The Asian elephant (Elephas maximus) is the largest mammal living on Earth, and these impressive animals can live for up to 80 years. As a result of their remarkable size, mothers are pregnant for up to 22 months with new-born calves weighing in at around 90 kilos.
Big, gentle, social and intelligent, elephants live in herds and have no natural enemies other than people; habitat encroachment for agriculture leads to the degradation of food sources and human-elephant conflict.
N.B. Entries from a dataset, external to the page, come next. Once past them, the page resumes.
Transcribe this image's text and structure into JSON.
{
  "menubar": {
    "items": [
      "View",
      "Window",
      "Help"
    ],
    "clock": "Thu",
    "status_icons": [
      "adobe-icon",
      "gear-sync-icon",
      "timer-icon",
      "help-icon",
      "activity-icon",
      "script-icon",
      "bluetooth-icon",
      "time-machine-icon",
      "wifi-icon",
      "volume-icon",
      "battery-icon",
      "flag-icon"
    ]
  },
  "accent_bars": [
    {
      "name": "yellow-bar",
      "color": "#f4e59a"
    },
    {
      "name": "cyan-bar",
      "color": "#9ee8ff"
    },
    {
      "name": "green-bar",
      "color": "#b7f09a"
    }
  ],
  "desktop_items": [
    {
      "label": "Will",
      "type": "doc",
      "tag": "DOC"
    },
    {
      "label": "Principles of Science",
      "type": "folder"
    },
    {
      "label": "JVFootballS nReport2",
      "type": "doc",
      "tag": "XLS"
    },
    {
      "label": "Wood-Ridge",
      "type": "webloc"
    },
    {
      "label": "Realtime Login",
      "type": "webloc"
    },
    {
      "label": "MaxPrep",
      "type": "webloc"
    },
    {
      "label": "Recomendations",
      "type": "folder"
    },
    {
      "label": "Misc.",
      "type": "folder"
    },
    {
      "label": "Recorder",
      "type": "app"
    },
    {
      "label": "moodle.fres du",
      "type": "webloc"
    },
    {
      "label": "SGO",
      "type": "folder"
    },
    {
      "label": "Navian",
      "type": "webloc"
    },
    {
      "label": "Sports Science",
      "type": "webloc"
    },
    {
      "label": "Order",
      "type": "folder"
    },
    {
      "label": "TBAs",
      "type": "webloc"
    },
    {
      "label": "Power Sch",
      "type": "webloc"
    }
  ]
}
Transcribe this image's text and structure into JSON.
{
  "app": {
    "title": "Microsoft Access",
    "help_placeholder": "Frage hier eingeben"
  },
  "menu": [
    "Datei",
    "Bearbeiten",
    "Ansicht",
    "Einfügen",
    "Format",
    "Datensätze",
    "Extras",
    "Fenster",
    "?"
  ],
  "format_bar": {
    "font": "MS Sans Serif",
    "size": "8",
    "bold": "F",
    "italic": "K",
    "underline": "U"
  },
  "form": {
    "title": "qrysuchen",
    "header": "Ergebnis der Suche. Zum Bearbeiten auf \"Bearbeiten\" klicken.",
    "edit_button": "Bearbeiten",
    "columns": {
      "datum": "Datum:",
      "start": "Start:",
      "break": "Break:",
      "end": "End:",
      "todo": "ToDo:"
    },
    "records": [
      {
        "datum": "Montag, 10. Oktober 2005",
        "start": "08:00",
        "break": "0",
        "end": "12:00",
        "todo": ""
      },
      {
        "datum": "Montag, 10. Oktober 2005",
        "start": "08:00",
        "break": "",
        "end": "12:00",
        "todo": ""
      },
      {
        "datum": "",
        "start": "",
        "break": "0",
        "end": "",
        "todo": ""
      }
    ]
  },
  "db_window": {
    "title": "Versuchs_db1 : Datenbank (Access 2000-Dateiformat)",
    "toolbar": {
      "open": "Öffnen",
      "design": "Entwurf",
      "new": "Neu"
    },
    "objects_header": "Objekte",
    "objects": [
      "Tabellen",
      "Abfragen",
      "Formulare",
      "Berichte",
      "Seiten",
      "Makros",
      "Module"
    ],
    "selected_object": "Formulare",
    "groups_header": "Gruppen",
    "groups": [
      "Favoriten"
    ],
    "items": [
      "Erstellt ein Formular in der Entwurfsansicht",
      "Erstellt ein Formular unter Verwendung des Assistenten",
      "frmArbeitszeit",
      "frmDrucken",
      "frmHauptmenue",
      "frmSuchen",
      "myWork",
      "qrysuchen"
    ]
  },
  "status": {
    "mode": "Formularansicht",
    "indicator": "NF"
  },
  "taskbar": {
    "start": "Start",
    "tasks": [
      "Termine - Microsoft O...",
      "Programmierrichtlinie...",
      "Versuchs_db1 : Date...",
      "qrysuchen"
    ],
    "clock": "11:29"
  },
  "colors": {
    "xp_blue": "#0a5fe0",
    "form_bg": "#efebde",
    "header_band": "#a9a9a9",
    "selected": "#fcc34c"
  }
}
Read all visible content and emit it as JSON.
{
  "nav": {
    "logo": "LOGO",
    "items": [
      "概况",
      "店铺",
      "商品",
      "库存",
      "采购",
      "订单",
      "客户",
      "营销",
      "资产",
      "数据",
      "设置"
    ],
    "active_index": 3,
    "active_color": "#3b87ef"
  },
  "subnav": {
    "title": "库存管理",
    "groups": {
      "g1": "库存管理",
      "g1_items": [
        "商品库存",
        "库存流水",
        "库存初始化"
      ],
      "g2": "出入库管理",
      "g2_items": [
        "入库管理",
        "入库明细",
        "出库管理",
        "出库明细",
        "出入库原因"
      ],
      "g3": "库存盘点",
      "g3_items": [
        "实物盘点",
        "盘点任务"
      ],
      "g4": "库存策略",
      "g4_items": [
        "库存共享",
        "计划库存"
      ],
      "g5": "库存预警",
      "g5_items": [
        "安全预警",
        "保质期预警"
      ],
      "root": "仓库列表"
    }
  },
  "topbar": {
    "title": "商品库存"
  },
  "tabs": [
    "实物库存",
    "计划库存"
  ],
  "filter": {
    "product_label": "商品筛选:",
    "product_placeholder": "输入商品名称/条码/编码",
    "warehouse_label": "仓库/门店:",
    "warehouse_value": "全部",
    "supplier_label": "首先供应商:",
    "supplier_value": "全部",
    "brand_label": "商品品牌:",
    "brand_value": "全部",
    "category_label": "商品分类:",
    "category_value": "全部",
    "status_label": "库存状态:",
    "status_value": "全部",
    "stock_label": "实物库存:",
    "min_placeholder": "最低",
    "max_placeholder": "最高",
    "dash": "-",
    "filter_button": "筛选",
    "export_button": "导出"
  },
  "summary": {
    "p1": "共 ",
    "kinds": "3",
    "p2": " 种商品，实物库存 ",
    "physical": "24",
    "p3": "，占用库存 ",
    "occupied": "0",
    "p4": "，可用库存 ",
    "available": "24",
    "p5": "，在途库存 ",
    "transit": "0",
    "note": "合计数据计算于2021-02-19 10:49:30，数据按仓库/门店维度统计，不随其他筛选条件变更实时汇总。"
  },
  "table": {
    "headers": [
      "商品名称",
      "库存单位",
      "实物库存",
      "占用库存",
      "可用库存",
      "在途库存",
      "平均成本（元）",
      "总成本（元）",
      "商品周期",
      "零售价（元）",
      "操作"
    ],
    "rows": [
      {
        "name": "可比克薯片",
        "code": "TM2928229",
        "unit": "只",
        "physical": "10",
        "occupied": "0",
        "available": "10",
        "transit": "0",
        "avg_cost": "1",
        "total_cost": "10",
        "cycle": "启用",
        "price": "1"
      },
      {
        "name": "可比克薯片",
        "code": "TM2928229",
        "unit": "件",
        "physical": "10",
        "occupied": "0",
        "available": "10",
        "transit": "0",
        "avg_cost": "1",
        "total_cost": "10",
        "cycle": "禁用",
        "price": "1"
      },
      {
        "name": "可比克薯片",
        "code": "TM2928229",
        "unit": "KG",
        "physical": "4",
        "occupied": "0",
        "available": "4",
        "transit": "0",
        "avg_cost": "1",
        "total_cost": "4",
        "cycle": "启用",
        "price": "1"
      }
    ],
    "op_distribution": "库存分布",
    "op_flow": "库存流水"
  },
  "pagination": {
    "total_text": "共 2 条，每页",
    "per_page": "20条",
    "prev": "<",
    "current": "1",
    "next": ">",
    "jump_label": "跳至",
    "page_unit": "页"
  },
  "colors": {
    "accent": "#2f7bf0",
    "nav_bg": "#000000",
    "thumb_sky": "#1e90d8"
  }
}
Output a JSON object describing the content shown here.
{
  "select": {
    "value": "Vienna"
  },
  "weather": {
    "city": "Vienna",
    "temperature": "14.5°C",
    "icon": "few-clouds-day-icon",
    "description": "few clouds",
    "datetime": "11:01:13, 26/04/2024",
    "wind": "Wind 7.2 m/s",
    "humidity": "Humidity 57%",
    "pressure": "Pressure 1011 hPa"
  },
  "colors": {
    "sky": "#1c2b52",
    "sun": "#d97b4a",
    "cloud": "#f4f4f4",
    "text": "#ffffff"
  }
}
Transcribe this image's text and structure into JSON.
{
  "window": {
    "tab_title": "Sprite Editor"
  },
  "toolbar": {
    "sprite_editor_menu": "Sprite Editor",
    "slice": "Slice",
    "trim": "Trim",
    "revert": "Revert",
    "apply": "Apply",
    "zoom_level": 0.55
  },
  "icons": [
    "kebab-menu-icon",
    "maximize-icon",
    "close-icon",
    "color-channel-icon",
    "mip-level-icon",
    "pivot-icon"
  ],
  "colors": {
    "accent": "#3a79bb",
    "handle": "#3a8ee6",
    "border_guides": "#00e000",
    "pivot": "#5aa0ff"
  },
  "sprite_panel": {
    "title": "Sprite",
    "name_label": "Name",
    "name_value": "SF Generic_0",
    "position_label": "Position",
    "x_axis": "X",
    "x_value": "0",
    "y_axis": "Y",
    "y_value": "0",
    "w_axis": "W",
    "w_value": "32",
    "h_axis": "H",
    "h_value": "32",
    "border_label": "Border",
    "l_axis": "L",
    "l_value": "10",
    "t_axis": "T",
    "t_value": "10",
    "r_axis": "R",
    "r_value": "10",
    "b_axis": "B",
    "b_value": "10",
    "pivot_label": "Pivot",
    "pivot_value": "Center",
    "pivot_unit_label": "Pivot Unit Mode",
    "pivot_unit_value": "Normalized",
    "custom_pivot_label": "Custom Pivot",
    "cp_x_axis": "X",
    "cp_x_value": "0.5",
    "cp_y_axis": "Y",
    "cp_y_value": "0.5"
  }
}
Along with an increasing demand for ivory, elephant populations continue to face significant threats.
By focusing on forest restoration – home to elephants and other wild animals, WWF has been working closely with government and non-government partners to implement the ‘Wild Asian Elephant Conservation’ project (funded by IIB – the International Investment Bank) in Yok Don National Park, to monitor, evaluate and devise solutions to ensure the protection of wild elephants in Vietnam.